#### Task statement
Write out every line below that contains "datos".

#### Source material
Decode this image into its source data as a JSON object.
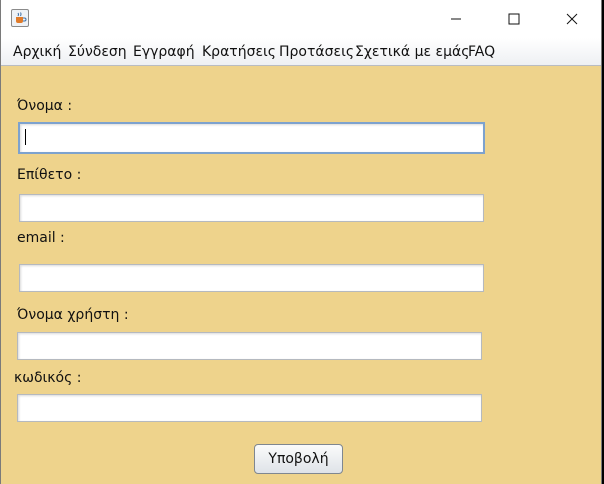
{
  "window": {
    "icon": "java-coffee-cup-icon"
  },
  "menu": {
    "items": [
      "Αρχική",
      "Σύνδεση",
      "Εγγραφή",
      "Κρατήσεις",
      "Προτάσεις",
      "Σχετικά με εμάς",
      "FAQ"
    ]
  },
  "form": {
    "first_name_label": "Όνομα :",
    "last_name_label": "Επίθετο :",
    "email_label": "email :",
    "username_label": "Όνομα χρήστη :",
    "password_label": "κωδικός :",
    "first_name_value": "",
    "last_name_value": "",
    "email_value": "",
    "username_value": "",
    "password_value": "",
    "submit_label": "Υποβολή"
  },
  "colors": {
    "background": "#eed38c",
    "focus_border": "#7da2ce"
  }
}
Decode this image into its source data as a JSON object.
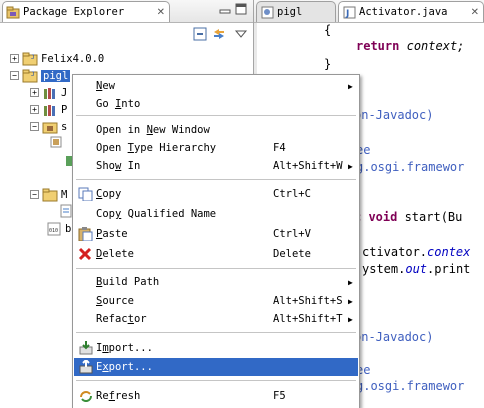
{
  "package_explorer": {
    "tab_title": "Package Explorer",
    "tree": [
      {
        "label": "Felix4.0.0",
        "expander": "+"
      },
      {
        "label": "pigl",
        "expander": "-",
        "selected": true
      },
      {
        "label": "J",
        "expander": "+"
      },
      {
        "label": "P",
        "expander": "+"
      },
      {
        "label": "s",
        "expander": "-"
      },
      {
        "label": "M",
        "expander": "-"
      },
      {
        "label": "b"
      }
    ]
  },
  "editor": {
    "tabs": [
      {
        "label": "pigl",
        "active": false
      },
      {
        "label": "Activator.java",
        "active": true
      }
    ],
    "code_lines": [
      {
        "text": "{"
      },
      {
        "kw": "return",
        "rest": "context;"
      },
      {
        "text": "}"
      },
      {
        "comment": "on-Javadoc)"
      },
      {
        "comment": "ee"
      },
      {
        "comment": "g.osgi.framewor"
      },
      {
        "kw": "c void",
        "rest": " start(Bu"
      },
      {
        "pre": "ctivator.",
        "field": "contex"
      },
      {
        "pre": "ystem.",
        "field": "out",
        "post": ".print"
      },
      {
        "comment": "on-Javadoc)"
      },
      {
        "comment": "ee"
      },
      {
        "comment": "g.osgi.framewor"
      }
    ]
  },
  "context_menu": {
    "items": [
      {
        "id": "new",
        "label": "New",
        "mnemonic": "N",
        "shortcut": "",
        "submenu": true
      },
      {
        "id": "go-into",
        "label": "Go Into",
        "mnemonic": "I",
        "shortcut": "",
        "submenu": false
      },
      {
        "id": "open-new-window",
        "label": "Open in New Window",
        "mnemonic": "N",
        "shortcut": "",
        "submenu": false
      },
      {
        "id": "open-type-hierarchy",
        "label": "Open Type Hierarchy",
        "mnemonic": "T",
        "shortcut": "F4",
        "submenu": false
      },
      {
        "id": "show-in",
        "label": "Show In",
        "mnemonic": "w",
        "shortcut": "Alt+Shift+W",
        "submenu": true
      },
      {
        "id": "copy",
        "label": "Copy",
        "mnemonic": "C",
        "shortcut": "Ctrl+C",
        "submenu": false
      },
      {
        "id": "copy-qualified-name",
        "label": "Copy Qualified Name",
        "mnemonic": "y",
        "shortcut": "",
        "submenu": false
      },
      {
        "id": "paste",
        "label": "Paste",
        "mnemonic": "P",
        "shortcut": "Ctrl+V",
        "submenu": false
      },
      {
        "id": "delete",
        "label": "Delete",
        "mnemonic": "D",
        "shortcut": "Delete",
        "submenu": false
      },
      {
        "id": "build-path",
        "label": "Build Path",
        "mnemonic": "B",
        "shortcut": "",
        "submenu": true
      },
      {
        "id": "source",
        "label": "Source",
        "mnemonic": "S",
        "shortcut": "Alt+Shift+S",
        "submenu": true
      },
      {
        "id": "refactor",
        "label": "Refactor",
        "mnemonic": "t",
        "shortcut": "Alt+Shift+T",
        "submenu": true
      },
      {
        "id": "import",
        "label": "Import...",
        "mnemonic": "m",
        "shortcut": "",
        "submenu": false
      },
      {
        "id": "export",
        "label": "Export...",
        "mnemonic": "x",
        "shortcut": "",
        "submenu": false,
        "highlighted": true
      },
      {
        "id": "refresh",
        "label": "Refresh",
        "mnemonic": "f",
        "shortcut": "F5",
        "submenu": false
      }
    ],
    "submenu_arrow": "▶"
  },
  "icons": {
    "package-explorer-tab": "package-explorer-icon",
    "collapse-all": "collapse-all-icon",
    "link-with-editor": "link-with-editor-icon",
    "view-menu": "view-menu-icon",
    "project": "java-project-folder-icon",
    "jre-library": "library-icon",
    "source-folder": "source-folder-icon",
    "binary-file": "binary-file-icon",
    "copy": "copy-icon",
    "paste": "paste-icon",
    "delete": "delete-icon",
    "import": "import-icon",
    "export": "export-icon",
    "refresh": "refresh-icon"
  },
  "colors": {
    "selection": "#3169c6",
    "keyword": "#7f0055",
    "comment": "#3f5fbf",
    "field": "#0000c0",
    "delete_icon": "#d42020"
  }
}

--

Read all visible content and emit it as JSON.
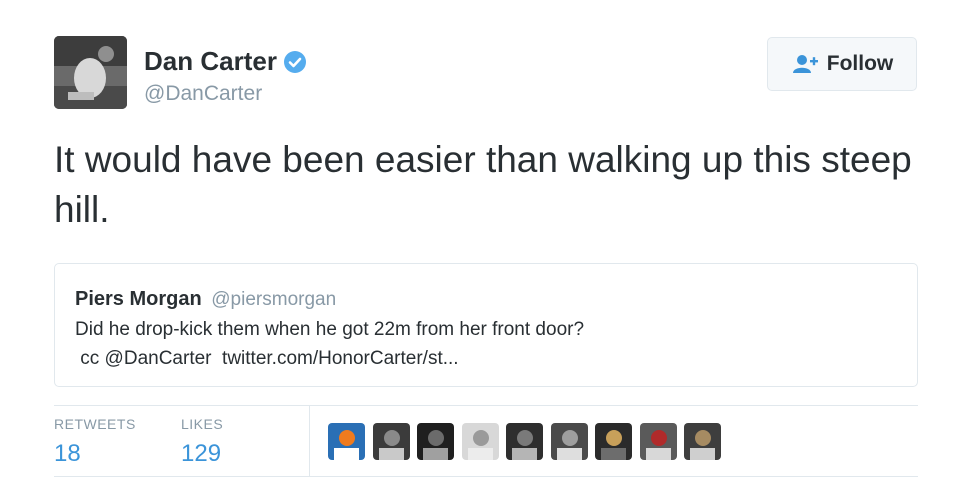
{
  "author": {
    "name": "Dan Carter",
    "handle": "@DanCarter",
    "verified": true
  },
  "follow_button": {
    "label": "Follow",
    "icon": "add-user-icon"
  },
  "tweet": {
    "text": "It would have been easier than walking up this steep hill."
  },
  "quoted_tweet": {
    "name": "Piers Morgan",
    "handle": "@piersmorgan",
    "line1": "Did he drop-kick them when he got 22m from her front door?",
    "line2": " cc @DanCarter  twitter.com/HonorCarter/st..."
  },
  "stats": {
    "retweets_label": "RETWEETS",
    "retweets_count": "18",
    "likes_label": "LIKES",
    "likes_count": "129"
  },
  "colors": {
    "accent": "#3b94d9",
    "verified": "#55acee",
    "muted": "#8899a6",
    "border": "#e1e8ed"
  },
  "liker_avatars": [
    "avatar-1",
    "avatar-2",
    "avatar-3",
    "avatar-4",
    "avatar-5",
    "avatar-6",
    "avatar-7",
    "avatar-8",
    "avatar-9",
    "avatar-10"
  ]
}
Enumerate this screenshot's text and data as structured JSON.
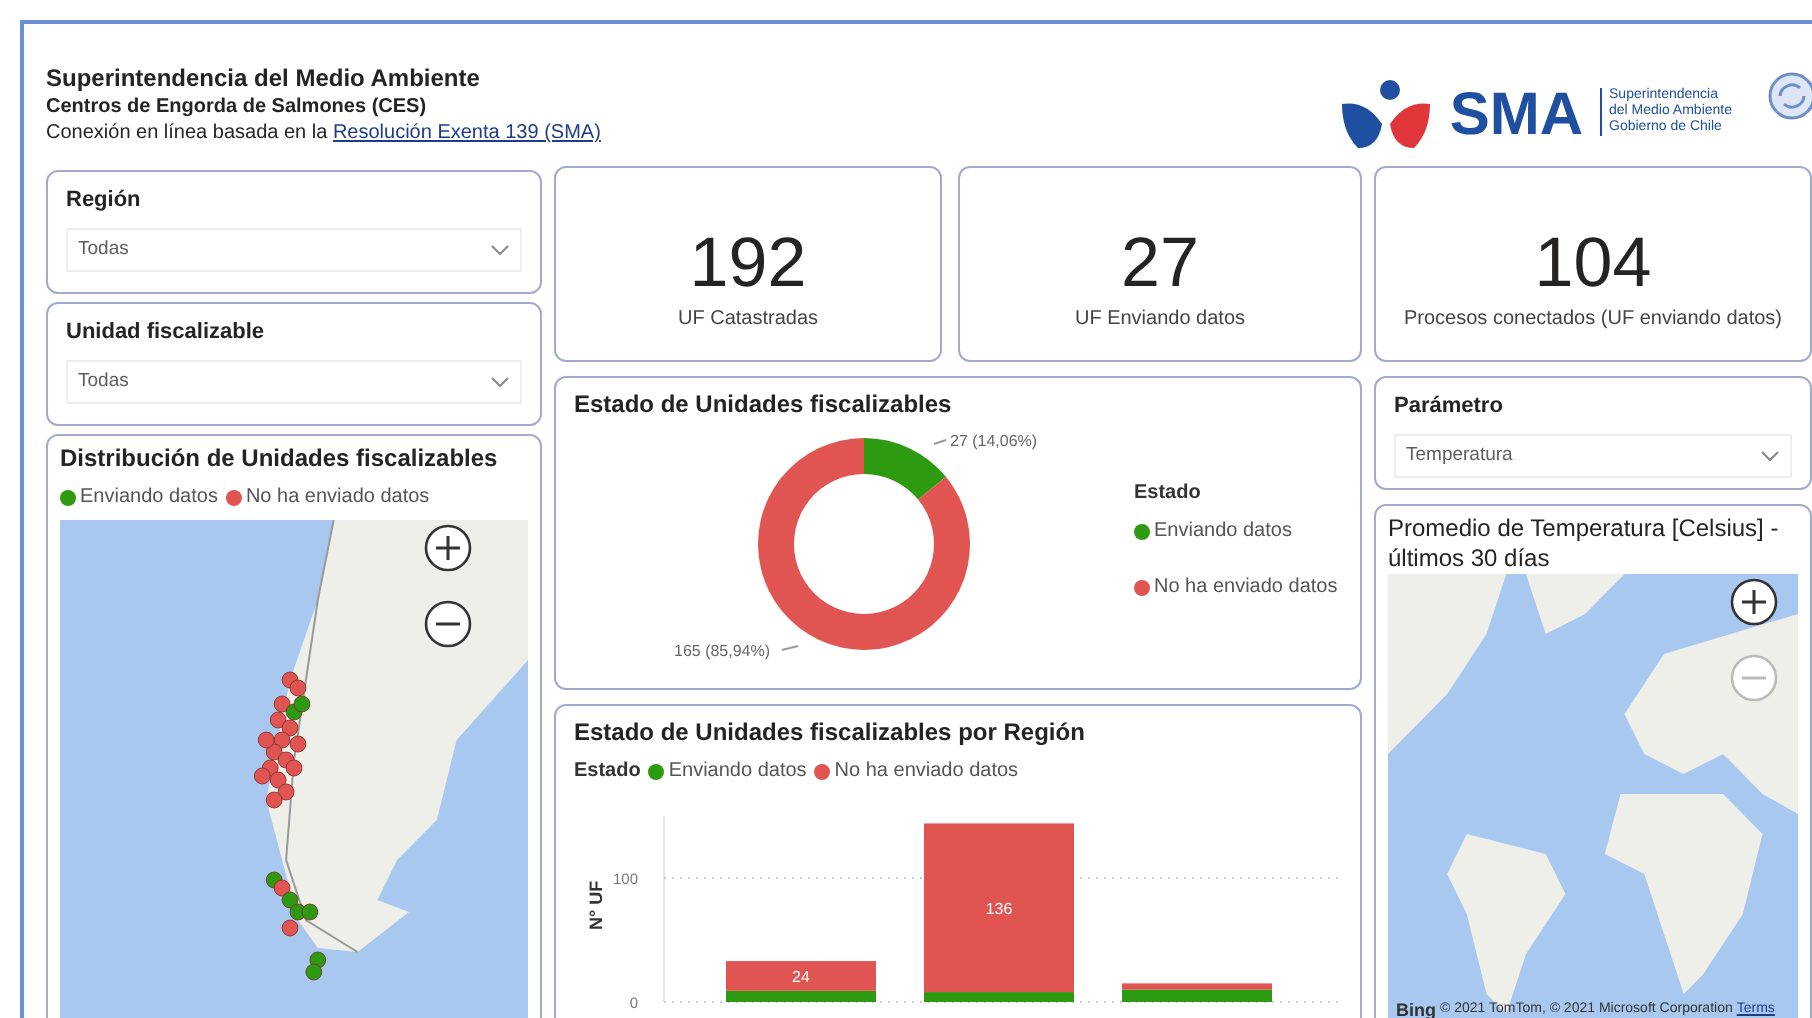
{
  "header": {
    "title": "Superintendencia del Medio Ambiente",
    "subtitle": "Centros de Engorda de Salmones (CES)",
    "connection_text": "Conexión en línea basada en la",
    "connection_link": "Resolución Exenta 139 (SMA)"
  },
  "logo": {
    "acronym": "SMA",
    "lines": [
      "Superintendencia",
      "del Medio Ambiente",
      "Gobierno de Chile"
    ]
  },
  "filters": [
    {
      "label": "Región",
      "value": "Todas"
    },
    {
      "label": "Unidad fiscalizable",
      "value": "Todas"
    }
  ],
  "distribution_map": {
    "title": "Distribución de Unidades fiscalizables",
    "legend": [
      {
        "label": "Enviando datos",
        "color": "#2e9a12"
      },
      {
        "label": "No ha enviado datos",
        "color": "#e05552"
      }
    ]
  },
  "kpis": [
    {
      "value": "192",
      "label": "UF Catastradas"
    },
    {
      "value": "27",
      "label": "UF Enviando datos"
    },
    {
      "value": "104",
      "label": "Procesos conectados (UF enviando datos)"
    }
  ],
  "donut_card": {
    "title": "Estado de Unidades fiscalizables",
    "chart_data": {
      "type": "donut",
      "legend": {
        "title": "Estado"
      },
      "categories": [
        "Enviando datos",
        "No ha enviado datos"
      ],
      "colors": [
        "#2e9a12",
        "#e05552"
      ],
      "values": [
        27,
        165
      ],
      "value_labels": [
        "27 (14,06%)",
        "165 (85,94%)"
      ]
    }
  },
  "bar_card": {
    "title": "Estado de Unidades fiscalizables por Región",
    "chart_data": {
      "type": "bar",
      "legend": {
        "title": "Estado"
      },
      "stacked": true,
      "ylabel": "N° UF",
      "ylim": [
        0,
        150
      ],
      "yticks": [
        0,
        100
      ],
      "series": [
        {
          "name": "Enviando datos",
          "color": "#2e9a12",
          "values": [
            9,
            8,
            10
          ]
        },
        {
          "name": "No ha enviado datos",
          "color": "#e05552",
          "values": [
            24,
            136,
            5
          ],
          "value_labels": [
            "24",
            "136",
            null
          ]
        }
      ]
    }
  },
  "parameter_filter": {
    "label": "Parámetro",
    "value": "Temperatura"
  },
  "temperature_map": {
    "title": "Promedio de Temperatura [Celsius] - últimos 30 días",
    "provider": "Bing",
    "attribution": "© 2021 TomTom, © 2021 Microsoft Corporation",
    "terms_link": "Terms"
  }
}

#### Your solution
        "label": "Enviando datos",
        "label": "No ha enviado datos",
      "label": "UF Enviando datos"
      "label": "Procesos conectados (UF enviando datos)"
        "Enviando datos",
        "No ha enviado datos"
          "name": "Enviando datos",
          "name": "No ha enviado datos",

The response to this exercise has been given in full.